Psalm 41 Poor, Me

Questions: How do we obtain the Lord’s blessing? Can we “buy” God’s favor with good works? Will He allow us to get revenge on our enemies? Can we trust in our own integrity? Or are these the wrong questions?

“Read More” to pursue answers in the Psalms.

Lord, make me a Fountain of your Love
Draw me into your holy Presence, that I might know you as my Father
And manifest the image of Christ in this world, and the world to come. Amen.

Psalms 41:1-13

Blessed [is] he that considereth the poor: the LORD will deliver him in time of trouble.

The most intriguing thing about this opening verse — perhaps due to its resonance with the Beatitude — is the term “blessed.” In a sense, David is encouraging us to make spiritual deposits (by helping the poor) that God Himself will repay (with interest!):

The LORD will preserve him, and keep him alive; [and] he shall be blessed upon the earth: and thou wilt not deliver him unto the will of his enemies. The LORD will strengthen him upon the bed of languishing: thou wilt make all his bed in his sickness.

But what starts out as (seemingly) a dispassionate lecture is quickly revealed to be much more personal:

I said, LORD, be merciful unto me: heal my soul; for I have sinned against thee.

Ouch. David is not just talking in the abstract about the Lord’s deliverance, as I had originally assumed. Rather, he is planting a stake in the ground — in the Rock, rather — to help him cope with a devastating situation. One where he knows he has “done wrong”, and thus can’t ask the Lord to save him due to his own integrity. Worse, his suffering (however deserved) is compounded by the actions of enemies:

Mine enemies speak evil of me, When shall he die, and his name perish? And if he come to see [me], he speaketh vanity: his heart gathereth iniquity to itself; [when] he goeth abroad, he telleth [it].All that hate me whisper together against me: against me do they devise my hurt.An evil disease, [say they], cleaveth fast unto him: and [now] that he lieth he shall rise up no more.

And — even worse — faithless friends:

Yea, mine own familiar friend, in whom I trusted, which did eat of my bread, hath lifted up [his] heel against me.

When things get that bad, where do you turn?

But thou, O LORD, be merciful unto me, and raise me up, that I may requite them. By this I know that thou favourest me, because mine enemy doth not triumph over me.

Now, despite his evident faith, I must confess I find his response a little troubling. First of all, it sounds like David just wants to “get even” — which in fact seems to be the literal meaning of “shalam“, a cousin of “shalom.” Secondly — despite having just confessed his own sinfulness — he now appears to be drawing on his own integrity:

And as for me, thou upholdest me in mine integrity, and settest me before thy face for ever.

What’s up with that?

Well, my first question is simply: how else should he feel? Is he wrong?

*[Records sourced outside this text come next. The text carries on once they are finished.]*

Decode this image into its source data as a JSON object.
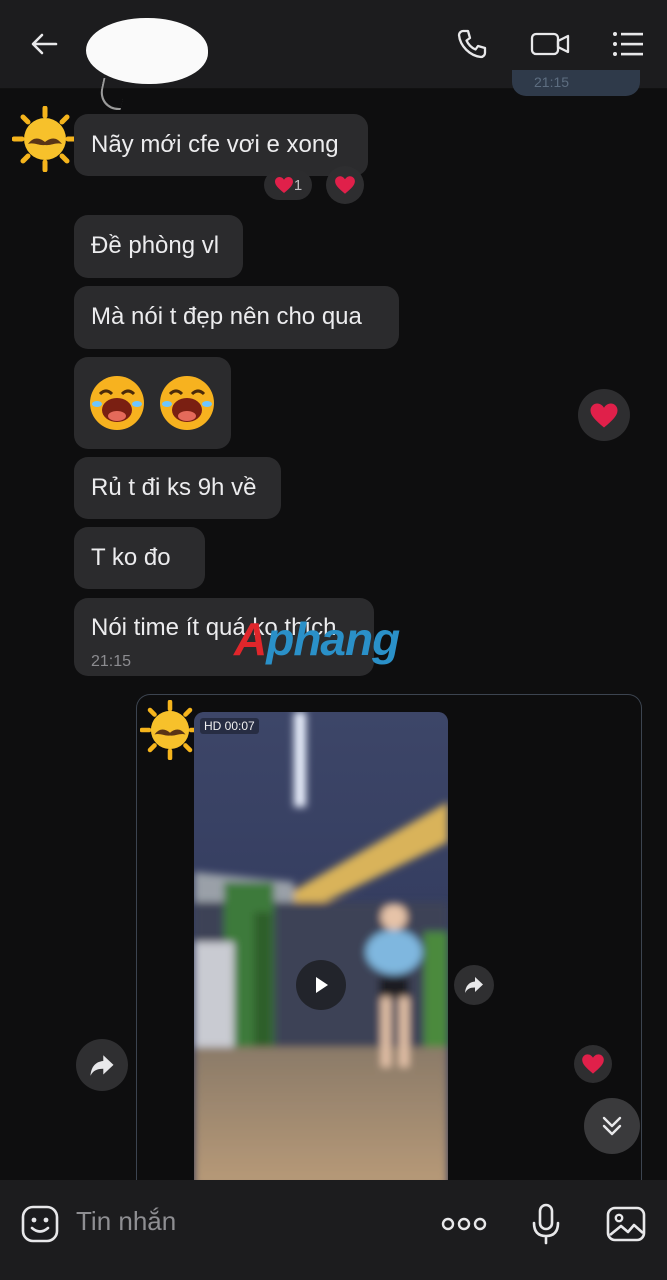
{
  "header": {
    "back_icon": "arrow-left-icon",
    "call_icon": "phone-icon",
    "video_call_icon": "video-camera-icon",
    "menu_icon": "list-menu-icon"
  },
  "messages": [
    {
      "text": "Nãy mới cfe vơi e xong",
      "reaction_count": "1"
    },
    {
      "text": "Đề phòng vl"
    },
    {
      "text": "Mà nói t đẹp nên cho qua"
    },
    {
      "text": "emoji-laughing x2"
    },
    {
      "text": "Rủ t đi ks 9h về"
    },
    {
      "text": "T ko đo"
    },
    {
      "text": "Nói time ít quá ko thích",
      "time": "21:15"
    }
  ],
  "watermark": {
    "part1": "A",
    "part2": "phang"
  },
  "video": {
    "label": "HD 00:07",
    "play_icon": "play-icon"
  },
  "composer": {
    "placeholder": "Tin nhắn",
    "sticker_icon": "emoji-face-icon",
    "more_icon": "more-dots-icon",
    "mic_icon": "microphone-icon",
    "image_icon": "image-icon"
  },
  "colors": {
    "accent_heart": "#e0204a",
    "bubble": "#2b2b2d",
    "background": "#0e0e0f"
  }
}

As mentioned before, these “self-righteous” Psalms always bother me, perhaps due to my Lutheran “grace-first” tradition. Here, the tension is intensified, since David explicitly refers to his own sinfulness.

Huh. Maybe integrity is a completely different thing than “sin-less-ness.”

If so, then what is it?

Like in English, the Hebrew ‘tom‘ connotes unity, completion, and simplicity. To me, it feels a bit like the earth’s iron core, which is pure and unchanging despite the fractious meanderings of its messy outer surface. And David isn’t so much asserting his integrity as he is rejoicing that God honors it. Even the word “upholding” gives the picture of God lifting David like a weightlifter raises a dumbbell — if the core isn’t solid, it can’t be lifted without falling apart.

Beneath his sinfulness and failure, David is rejoicing that God has ahold of his heart. And thus he’s willing to part with anything outside that solid core.

And if you buy that, then maybe we can see David’s desire for “recompense” as reflecting God’s desire for justice — something that flows out of our solid core as held by God, not out of the fear and anger of the “outer crust.” David isn’t simply trying to “get his own”, but rather to dwell in God’s favor. For ultimate, that is where his trust and joy comes from:

Blessed [be] the LORD God of Israel from everlasting, and to everlasting. Amen, and Amen



God, I confess my own sinfulness, and lack of integrity. I have wounded my own soul in my folly, and I need your healing desperately. Yet Lord, despite all my faults, you know that I long to build my life on you, and you alone. Father, fill me with your integrity, the integrity of Christ, that you may raise me up. Teach me to hunger after your justice, and to seek after your blessed-ness. Make me the kind of man that you delight in rescuing. ‘Cause I need it. I ask all this in the name of Jesus your Son, and my Saviour, Amen.